The company revealed in a blog posting its quad-core Kal-El processor first shown in February actually has a fifth core. The extra core takes over automatically when workloads permit running the system in a low power mode.
Nvidia described the vSMP approach in a white paper describing the chip, also known as Tegra 3. The device uses what Nvidia calls a CPU Goveror and CPU management logic to analyze system workloads and automatically switch between the one low power core, called a Companion core, or the quad-core complex as needed for maximum efficiency.
Both cores are based on the ARM Cortex A9. The Companion core running up to 500 MHz is made in a low power process technology; the quad core complex running up to a GHz is made in a general purpose or high performance process.
Although it provided no details, Nvidia presumably implements the device as two die in a system-in-package, an approach previously used in multicore desktop chips by both AMD and Intel.
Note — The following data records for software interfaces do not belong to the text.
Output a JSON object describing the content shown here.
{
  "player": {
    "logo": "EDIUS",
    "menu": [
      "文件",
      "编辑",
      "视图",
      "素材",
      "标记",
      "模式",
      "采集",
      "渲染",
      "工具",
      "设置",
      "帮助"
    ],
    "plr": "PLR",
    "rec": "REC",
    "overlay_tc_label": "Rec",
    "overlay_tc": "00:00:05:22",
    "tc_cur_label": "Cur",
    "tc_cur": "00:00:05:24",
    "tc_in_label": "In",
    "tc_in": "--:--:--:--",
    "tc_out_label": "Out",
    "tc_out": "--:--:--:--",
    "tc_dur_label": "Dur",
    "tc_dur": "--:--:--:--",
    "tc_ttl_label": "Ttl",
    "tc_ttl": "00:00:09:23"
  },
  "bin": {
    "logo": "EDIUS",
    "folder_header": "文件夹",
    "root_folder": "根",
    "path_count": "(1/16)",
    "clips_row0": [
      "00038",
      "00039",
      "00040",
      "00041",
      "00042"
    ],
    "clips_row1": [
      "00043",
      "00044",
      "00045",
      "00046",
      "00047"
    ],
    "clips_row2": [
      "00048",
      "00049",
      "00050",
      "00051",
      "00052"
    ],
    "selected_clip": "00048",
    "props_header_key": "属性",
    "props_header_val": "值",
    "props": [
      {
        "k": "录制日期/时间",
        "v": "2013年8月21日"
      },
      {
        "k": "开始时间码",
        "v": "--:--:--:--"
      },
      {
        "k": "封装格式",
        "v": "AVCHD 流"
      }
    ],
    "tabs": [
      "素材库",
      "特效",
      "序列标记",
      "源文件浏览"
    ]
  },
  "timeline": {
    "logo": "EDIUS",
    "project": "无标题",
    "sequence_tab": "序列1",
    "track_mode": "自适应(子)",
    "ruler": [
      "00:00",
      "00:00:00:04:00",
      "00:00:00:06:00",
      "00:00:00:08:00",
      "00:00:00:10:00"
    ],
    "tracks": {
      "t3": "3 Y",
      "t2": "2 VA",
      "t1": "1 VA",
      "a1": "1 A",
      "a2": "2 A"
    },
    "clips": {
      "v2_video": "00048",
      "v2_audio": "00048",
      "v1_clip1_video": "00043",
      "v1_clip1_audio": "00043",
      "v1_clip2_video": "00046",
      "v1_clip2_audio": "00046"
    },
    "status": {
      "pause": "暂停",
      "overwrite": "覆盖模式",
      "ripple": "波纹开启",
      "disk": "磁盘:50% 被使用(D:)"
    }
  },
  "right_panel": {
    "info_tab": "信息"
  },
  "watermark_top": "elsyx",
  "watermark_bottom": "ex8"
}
When using the quad-core complex, the Companion core is shut down and the device activates one to four of its main cores depending on the performance needs of the workload.
The chip can switch between the Companion and main cores in less than 2 milliseconds. "The Companion and main cores share the same L2 cache, and the cache is programmed to return data in the same number of nanoseconds for both Companion and main cores," the white paper said.
Nvidia claims the approach provides power savings in all use modes ranging from 14 to 61 percent compared to a standard quad core. In a rare direct comparison with competing chips, Nvidia said the five-core chip consumes two to three times less power than chips from Qualcomm and Texas Instruments.
The Nvidia chip consumes 579 milliwatts when performing at about 5,000 Coremarks and running at 480 MHz. By contrast the TI Omap 4 and Qualcomm